Merely methodological excision from the soul of the imagination that projects Gods and heroes onto the wall of the cave does not promote knowledge of the soul; it only lobotomizes it, cripples its powers.
Every educational system has a moral goal that it tries to attain and that informs its curriculum. It wants to produce a certain kind of human being. ... In some nations the goal was the pious person, in others the warlike, in others the industrious. Always important is the political regime, which needs citizens who are in accord with its fundamental principle. Aristocracies want gentlemen, oligarchies men who respect and pursue money, and democracies lovers of equality. Democratic education, whether it admits it or not, wants and needs to produce men and women who have the tastes, knowledge, and character supportive of a democratic regime.
Increased knowledge clearly implies increased responsibility.
Socrates way of life is the consequence of his recognition that we can know what it is that we do not know about the most important things and that we are by nature obliged to seek that knowledge.
There are two threats to reason, the opinion that one knows the truth about the most important things and the opinion that there is no truth about them. Both of these opinions are fatal to philosophy; the first asserts that the quest for truth is unnecessary, while the second asserts that it is impossible. The Socratic knowledge of ignorance, which take to be the beginning point of all philosophy, defines the sensible middle ground between two extremes.
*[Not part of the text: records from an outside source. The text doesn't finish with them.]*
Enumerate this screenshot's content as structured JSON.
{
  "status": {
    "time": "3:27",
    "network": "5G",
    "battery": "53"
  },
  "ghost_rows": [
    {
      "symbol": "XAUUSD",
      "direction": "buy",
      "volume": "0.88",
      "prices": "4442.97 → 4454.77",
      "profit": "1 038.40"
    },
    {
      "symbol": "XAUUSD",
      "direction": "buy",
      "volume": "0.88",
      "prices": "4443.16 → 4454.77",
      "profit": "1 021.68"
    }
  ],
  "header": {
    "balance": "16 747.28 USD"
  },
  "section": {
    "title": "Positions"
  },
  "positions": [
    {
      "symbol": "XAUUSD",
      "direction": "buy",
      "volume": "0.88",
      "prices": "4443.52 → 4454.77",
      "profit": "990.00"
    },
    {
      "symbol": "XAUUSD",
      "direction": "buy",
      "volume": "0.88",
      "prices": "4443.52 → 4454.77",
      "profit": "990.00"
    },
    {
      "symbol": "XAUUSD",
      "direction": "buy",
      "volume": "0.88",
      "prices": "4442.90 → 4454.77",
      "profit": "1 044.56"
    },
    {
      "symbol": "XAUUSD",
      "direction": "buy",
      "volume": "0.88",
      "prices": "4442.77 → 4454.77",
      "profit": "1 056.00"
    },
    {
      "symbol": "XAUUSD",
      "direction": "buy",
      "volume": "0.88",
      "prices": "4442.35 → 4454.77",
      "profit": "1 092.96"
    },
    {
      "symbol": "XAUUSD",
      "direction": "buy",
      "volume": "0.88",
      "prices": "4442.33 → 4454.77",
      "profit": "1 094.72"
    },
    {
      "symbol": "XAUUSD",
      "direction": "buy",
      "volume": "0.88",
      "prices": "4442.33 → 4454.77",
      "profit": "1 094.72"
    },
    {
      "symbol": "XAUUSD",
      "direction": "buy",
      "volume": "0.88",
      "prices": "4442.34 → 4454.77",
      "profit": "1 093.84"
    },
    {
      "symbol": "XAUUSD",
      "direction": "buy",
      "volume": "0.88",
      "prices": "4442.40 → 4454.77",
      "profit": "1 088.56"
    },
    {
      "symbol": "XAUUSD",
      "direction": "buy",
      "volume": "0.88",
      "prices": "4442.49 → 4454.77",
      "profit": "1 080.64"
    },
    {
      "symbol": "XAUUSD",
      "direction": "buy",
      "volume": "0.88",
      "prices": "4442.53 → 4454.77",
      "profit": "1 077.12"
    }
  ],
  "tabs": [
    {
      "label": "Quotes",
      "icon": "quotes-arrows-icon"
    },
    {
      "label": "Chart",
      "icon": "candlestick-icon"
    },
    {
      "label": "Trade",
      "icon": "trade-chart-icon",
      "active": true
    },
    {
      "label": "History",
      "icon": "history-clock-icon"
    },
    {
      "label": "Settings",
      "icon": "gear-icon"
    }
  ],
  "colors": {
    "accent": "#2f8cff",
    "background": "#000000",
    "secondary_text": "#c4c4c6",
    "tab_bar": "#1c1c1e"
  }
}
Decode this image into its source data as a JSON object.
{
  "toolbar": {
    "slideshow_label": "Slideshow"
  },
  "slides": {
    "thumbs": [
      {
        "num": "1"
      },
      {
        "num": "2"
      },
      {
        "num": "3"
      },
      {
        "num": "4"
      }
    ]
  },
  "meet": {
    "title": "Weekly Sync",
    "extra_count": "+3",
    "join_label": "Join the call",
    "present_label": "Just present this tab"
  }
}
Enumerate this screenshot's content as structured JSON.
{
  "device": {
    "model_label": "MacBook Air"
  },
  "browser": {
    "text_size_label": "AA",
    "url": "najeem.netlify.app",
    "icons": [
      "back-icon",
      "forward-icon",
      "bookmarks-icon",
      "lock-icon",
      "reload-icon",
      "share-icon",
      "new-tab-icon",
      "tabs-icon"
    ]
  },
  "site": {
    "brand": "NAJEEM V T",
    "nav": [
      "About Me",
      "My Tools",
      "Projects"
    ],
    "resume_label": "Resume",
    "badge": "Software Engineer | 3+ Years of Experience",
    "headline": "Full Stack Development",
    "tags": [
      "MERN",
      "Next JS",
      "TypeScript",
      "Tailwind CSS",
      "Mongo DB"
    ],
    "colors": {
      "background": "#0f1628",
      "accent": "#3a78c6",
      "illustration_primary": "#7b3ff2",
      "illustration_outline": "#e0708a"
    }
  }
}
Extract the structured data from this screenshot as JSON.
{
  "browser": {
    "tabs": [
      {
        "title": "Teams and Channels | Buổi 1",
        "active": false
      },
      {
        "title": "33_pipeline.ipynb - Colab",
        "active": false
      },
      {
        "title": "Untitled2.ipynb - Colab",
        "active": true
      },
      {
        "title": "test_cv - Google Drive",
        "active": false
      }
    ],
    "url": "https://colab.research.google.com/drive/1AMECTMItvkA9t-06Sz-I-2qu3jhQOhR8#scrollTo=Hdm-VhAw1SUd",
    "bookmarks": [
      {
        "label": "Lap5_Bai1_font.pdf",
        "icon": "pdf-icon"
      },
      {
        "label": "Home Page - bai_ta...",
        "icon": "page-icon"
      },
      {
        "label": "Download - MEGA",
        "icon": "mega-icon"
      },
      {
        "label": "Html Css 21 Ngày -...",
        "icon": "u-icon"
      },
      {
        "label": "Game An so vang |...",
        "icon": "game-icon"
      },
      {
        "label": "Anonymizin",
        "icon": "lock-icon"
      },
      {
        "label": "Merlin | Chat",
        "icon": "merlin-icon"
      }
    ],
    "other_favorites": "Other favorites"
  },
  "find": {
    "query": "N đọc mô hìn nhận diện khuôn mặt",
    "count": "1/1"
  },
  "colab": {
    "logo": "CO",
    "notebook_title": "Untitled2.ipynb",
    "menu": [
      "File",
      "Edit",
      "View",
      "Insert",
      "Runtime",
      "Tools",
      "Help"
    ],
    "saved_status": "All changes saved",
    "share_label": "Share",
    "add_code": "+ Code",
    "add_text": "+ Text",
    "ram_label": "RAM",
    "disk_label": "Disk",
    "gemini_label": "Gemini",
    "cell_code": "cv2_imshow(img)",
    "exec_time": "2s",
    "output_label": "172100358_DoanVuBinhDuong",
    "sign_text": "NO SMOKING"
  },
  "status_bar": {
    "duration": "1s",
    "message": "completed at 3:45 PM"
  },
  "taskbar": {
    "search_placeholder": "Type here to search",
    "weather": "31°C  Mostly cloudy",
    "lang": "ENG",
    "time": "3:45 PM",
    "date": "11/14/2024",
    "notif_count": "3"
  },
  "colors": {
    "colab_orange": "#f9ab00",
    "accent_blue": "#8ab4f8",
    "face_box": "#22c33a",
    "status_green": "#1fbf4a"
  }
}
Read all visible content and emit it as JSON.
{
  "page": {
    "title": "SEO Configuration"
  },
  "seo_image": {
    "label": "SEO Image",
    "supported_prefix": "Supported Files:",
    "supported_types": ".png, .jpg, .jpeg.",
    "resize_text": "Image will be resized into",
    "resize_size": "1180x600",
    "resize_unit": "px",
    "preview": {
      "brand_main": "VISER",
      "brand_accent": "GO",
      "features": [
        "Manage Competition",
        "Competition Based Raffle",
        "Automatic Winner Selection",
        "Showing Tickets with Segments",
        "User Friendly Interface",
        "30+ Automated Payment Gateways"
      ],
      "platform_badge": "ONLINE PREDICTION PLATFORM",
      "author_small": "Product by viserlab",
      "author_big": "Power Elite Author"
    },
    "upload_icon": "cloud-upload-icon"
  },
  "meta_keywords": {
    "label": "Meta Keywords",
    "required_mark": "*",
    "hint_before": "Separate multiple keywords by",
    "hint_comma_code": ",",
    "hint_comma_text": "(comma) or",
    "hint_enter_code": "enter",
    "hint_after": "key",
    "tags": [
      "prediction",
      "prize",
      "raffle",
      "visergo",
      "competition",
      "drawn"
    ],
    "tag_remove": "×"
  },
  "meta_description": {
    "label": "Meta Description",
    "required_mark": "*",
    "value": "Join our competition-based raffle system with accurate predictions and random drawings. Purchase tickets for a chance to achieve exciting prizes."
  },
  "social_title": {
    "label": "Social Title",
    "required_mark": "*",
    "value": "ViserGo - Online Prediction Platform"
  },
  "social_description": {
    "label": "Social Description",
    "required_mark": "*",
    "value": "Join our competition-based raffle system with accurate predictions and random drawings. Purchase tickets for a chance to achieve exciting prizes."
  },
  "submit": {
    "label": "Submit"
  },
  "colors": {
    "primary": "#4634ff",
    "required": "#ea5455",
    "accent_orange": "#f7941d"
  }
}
It is amazing how many undergraduates are poking around for courses to take, without any plan or question to ask, just filling up their college years. In fact, with rare exceptions, the courses are parts of specialties and not designed for general cultivation, or to investigate questions important for human beings as such. The so-called knowledge explosion and increasing specialization have not filled up the college years but emptied them. Those years are impediments; one wants to get beyond them. And in general the persons one finds in the professions need not have gone to college, if one is to judge by their tastes, their fund of learning or their interests.